This is surely among the worst of times as the photographs clearly show us a society caught on the moorings of seriously pressed workers (in Hill’s photo) and a thoroughly economically depressed mother with child on her lap (in Thomson’s photo) even as the country was itself among the more enlightened polities in the world at that time.
Likewise, as we see in New Technologies, portraiture would be slow, but steady in evolving. Largely because of the length of time necessary to develop negative plates through bulky equipment, the posture of early portraiture sitters is far more formal than what we’re used to seeing. As such, John Adamson and Robert Adamson’s circa 1841 salted paper print from calotype negative “Sir David Brewster (1781-1868)” is a decidedly straight-forward no nonsense visage.
Yet even as a palpable steely discomfort renders Brewster’s portrait rather starched, this famed Scottish scientist, mathematician, and editor of the influential 18-volume Edinburgh Encyclopedia (as well, coincidently, inventor of the first three-dimensional lenticular stereoscope camera) poses patiently for the brother Adamsons. Focusing on the seated Brewster’s white hair as well as left-hand crossed on his waist; “Sir David Brewster (1781-1868)” crafts a decorous ceremonial portraiture that’s common to this day.
Technology itself is best represented by Scotsman James Stewart’s 1878 albumen print, “No. 247.” This seemingly simple profile of a steam locomotive is actually handsomely pregnant in both its photographic and technical articulation. Certainly one of the most important inventions prior to the Victorian era, and also a technology that was relentlessly worked upon through this period, the external combustion engine was of as much fascination to the Victorians as rockets still are to us in our time.
Stewart’s composition is flawless. The steam locomotive is depicted squarely in the center of the photograph with remarkable attention paid to its sleek design. A concise masterwork, Stewart pays attention to the locomotive from its striking forward smoke box to its perched cab with the photo being crafted sufficiently to scale as to accent its curvilinear brake shoes in contrast to its horizontal air brake pump. “No. 247” is a fastidious rendering of this marvel of 19th century machinery.
But perhaps the most stunning composition in New Technologies is Julia Margret Cameron’s circa 1865 “The Kiss of Peace” albumen print. Cameron, a deeply religious woman who only began photography at middle age, most often photographed her family. Yet in this inspired composition of friend and domestic depicting the Christian tradition of “the kiss of peace” practiced as a gesture of friendly acceptance, Cameron’s “The Kiss of Peace” is also a keenly observed proto-feminist mediation on the status of women in Victorian society.
The photograph’s mood is reminiscent of the distinctive British Pre-Raphaelite art that had a uniquely influential popularity only shortly before the advent of photography. As such, the models’ wind-blown hair, simple cloth drape, and their languid diagonal gaze mirror an inward melancholy that in turn suggests that period’s conception of the supposed innocence of femininity—but Cameron clearly knows better. As knowingly heartfelt as it is aesthetically accomplished, her “Kiss of Peace”—certainly one of the most famed photographs of the 19th century—is a profound mediation on the paradoxical symbolic and heightened dramatic sensibility of the Victorian era.

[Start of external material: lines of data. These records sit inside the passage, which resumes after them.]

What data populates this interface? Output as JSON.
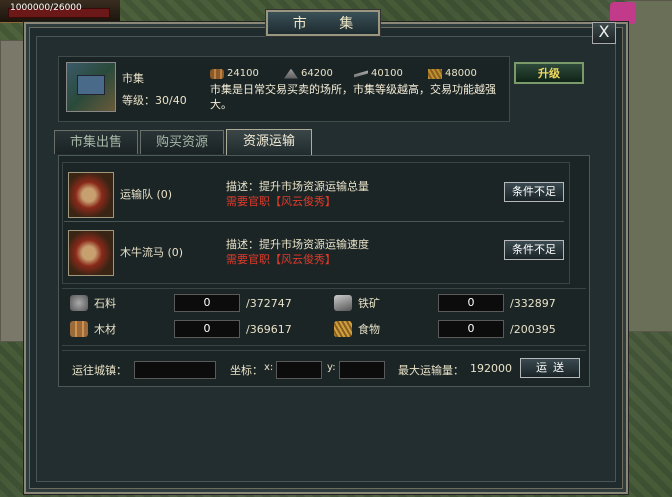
{
  "hud": {
    "hp_text": "1000000/26000"
  },
  "window": {
    "title": "市 集",
    "close_label": "X"
  },
  "market": {
    "name": "市集",
    "level_text": "等级：30/40",
    "resources": [
      {
        "icon": "wood-icon",
        "value": "24100"
      },
      {
        "icon": "stone-icon",
        "value": "64200"
      },
      {
        "icon": "iron-icon",
        "value": "40100"
      },
      {
        "icon": "food-icon",
        "value": "48000"
      }
    ],
    "description": "市集是日常交易买卖的场所，市集等级越高，交易功能越强大。",
    "upgrade_label": "升级"
  },
  "tabs": [
    {
      "label": "市集出售",
      "active": false
    },
    {
      "label": "购买资源",
      "active": false
    },
    {
      "label": "资源运输",
      "active": true
    }
  ],
  "units": [
    {
      "name": "运输队 (0)",
      "desc": "描述：提升市场资源运输总量",
      "req": "需要官职【风云俊秀】",
      "button": "条件不足"
    },
    {
      "name": "木牛流马 (0)",
      "desc": "描述：提升市场资源运输速度",
      "req": "需要官职【风云俊秀】",
      "button": "条件不足"
    }
  ],
  "stock": [
    {
      "icon": "stone-icon",
      "label": "石料",
      "value": "0",
      "max": "/372747"
    },
    {
      "icon": "iron-icon",
      "label": "铁矿",
      "value": "0",
      "max": "/332897"
    },
    {
      "icon": "wood-icon",
      "label": "木材",
      "value": "0",
      "max": "/369617"
    },
    {
      "icon": "food-icon",
      "label": "食物",
      "value": "0",
      "max": "/200395"
    }
  ],
  "transport": {
    "city_label": "运往城镇：",
    "city_value": "",
    "coord_label": "坐标：",
    "x_label": "x:",
    "x_value": "",
    "y_label": "y:",
    "y_value": "",
    "max_label": "最大运输量：",
    "max_value": "192000",
    "send_label": "运送"
  },
  "colors": {
    "panel_bg": "#1f2b2d",
    "warning": "#e03a2a",
    "upgrade_text": "#f0d860"
  }
}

John Carlos Cantú has written extensively on our community's visual arts in a number of different periodicals.
University of Michigan Museum of Art: “New Technologies and Victorian Society: Early British Photographs from the UMMA Collection” will run through May 8, 2016. The UMMA is located at 525 S. State Street. The Museum is open Tuesday-Saturday 11 am–5 pm; and Sunday 12–5 pm. For information, call 734-764-0395.